(Provided records)

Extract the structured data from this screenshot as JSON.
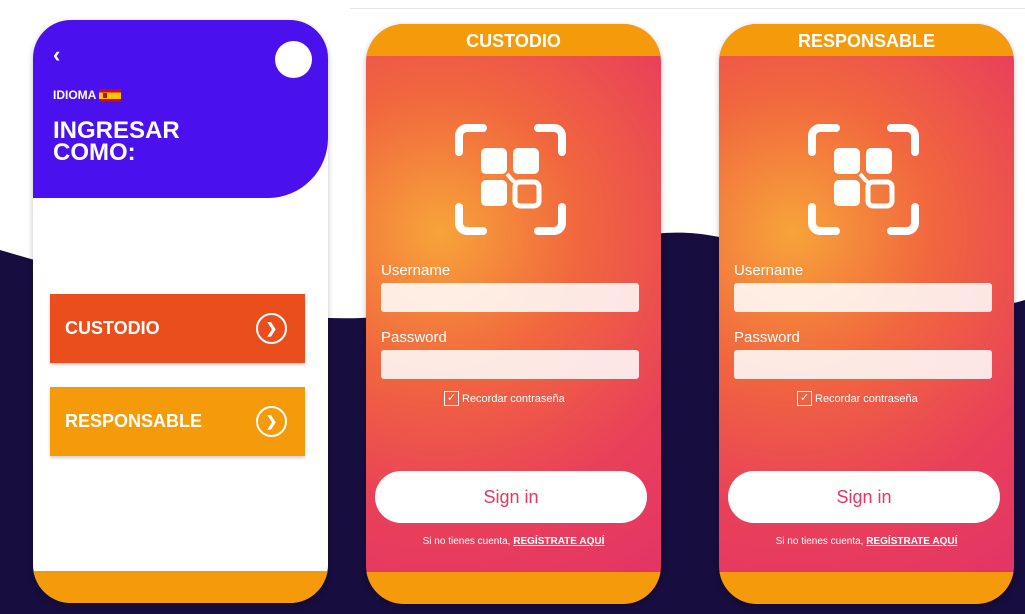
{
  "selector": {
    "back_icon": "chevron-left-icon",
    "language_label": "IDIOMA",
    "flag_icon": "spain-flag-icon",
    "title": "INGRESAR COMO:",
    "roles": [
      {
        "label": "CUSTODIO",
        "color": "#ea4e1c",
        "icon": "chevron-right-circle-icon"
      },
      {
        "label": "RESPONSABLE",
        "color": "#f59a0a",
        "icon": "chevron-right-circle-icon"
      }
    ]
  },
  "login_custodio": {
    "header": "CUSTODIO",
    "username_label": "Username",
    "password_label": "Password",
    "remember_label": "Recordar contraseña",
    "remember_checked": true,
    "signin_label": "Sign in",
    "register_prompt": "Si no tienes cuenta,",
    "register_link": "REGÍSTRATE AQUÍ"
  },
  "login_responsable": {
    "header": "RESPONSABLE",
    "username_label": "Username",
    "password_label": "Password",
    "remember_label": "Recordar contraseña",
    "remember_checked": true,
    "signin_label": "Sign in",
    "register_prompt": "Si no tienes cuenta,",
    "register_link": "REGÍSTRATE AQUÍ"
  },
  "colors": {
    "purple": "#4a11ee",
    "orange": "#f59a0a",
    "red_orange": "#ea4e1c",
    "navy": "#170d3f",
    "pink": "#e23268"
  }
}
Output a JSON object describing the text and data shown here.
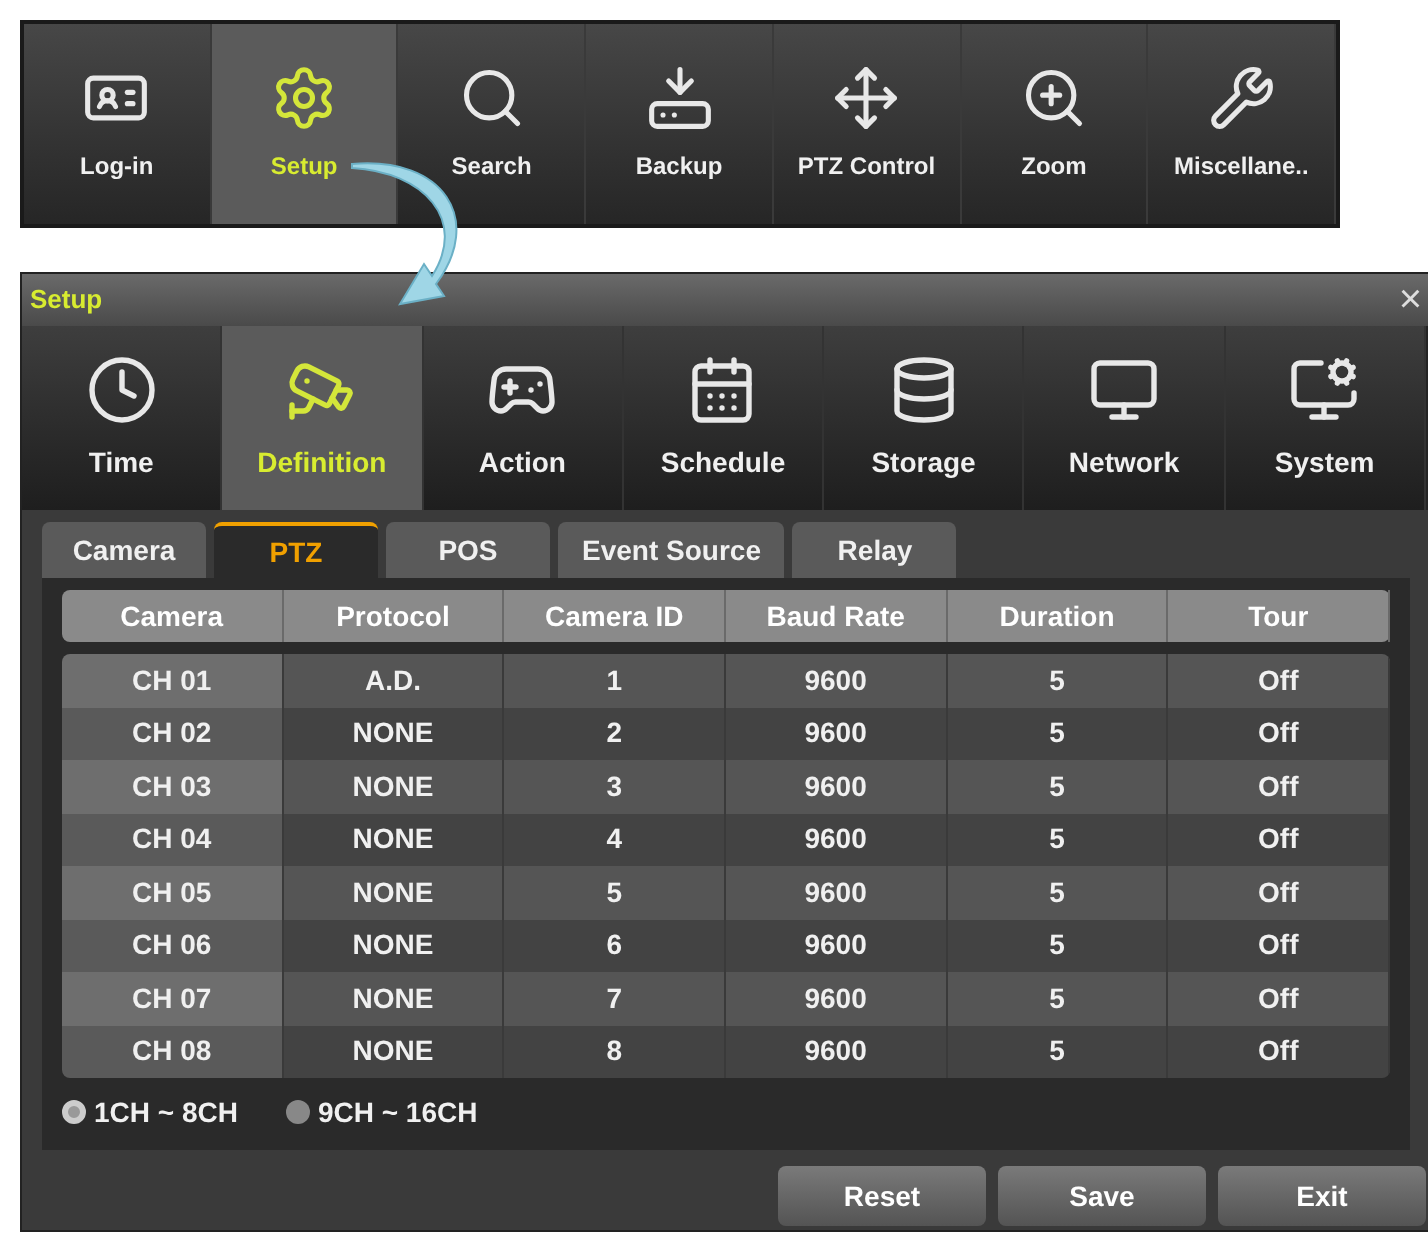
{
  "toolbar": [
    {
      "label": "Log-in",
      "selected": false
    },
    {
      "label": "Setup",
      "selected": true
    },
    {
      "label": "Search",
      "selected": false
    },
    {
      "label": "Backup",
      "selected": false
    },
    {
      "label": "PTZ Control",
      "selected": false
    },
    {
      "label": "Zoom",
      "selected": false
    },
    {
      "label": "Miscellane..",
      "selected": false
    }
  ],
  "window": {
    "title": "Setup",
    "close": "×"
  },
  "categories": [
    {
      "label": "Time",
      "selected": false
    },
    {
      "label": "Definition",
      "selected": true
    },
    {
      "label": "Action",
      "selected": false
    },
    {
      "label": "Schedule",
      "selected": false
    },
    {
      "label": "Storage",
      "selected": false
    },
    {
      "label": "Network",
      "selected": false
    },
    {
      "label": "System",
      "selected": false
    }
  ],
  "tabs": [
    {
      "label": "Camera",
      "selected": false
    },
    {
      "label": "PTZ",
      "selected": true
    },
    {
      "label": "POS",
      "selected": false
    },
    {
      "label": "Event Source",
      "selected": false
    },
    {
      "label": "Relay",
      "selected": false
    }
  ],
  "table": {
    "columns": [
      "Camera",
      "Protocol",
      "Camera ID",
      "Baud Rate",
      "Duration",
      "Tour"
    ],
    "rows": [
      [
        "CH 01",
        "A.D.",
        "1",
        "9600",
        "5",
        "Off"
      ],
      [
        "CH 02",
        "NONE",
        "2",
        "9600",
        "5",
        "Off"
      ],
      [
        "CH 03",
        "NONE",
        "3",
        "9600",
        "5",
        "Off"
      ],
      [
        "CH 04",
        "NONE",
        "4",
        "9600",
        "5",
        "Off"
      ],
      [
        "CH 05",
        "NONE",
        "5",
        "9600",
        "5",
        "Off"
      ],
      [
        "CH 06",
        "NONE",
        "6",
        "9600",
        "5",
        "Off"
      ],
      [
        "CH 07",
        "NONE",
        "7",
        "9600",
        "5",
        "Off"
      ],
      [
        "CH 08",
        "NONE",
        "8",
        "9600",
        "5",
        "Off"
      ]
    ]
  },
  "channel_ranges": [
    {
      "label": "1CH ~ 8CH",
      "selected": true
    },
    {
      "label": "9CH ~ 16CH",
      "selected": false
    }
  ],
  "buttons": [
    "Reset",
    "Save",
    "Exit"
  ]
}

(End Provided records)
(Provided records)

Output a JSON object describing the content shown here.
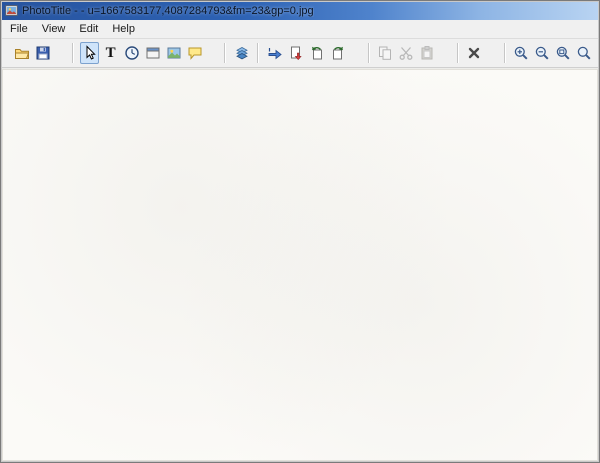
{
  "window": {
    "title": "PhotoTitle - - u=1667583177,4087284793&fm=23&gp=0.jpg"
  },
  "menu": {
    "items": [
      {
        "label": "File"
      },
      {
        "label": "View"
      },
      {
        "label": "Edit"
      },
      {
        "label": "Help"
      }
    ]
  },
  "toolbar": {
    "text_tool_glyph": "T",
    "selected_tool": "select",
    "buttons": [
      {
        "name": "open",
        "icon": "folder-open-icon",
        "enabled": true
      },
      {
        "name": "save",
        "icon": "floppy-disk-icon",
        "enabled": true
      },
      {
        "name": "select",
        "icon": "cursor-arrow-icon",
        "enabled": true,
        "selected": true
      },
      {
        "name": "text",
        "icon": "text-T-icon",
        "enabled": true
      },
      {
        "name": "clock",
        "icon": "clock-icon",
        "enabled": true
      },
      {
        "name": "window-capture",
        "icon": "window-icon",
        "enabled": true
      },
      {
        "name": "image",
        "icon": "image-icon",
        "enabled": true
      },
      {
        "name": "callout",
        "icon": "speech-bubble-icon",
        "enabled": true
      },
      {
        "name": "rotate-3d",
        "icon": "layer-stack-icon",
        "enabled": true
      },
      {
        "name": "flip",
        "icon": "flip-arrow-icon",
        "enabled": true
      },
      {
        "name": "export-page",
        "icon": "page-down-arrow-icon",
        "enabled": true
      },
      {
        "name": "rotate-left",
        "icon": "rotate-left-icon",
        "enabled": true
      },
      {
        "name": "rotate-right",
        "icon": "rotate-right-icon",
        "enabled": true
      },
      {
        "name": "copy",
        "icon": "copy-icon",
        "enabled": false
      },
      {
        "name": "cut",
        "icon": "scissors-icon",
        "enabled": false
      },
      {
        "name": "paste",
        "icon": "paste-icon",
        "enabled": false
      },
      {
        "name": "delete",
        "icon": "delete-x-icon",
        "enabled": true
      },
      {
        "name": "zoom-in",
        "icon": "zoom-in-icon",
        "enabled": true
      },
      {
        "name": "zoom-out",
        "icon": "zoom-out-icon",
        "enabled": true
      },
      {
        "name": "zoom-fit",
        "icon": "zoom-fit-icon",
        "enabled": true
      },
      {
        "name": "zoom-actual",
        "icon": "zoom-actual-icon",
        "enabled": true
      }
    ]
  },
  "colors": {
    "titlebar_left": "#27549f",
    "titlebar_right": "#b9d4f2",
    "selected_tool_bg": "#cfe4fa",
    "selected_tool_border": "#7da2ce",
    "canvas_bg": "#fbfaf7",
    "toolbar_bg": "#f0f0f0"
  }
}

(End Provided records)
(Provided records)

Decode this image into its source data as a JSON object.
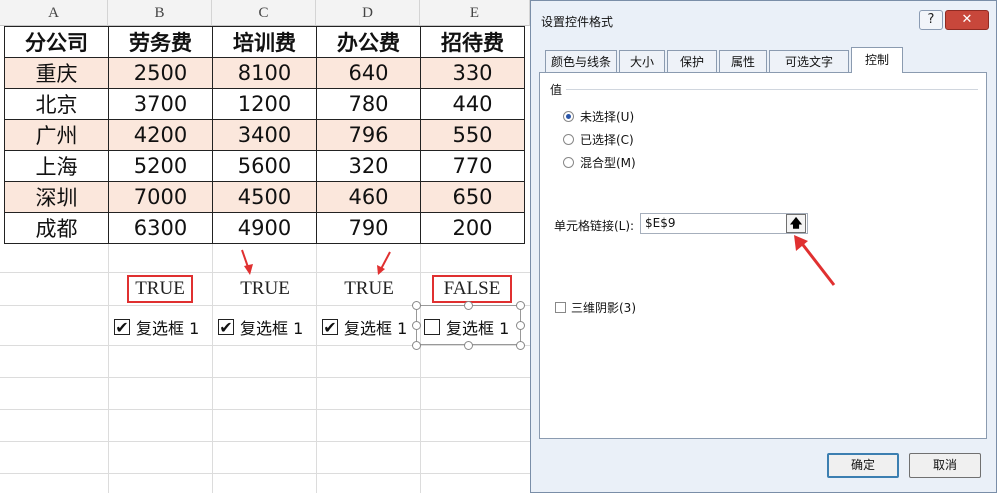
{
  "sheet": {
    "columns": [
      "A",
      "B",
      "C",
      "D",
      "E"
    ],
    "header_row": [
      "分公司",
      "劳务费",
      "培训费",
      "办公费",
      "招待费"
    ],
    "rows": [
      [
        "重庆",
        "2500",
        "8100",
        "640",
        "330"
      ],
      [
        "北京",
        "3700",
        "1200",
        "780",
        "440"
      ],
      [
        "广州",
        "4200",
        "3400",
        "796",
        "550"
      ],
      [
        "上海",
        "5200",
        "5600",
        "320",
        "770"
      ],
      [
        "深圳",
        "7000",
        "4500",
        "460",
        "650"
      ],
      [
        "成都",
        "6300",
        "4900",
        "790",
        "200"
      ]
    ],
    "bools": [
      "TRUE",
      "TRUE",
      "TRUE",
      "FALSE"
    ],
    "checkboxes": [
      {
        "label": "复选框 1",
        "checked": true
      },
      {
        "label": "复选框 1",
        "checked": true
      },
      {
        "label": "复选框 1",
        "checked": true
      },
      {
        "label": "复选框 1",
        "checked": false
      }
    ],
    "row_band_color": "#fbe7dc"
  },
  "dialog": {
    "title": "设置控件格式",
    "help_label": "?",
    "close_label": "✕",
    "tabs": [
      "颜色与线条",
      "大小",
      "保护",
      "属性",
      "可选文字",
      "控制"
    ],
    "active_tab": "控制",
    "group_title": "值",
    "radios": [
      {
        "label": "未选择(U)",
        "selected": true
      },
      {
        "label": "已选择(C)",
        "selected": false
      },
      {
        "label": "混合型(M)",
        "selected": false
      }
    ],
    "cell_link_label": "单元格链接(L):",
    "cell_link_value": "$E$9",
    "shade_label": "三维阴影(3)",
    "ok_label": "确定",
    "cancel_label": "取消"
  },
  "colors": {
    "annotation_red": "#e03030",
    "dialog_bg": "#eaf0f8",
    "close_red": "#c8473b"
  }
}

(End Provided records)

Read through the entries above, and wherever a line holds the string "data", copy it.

Task output:
Extract the structured data from this screenshot as JSON.
Output a JSON object describing the text and data shown here.
Decode this image into its source data as a JSON object.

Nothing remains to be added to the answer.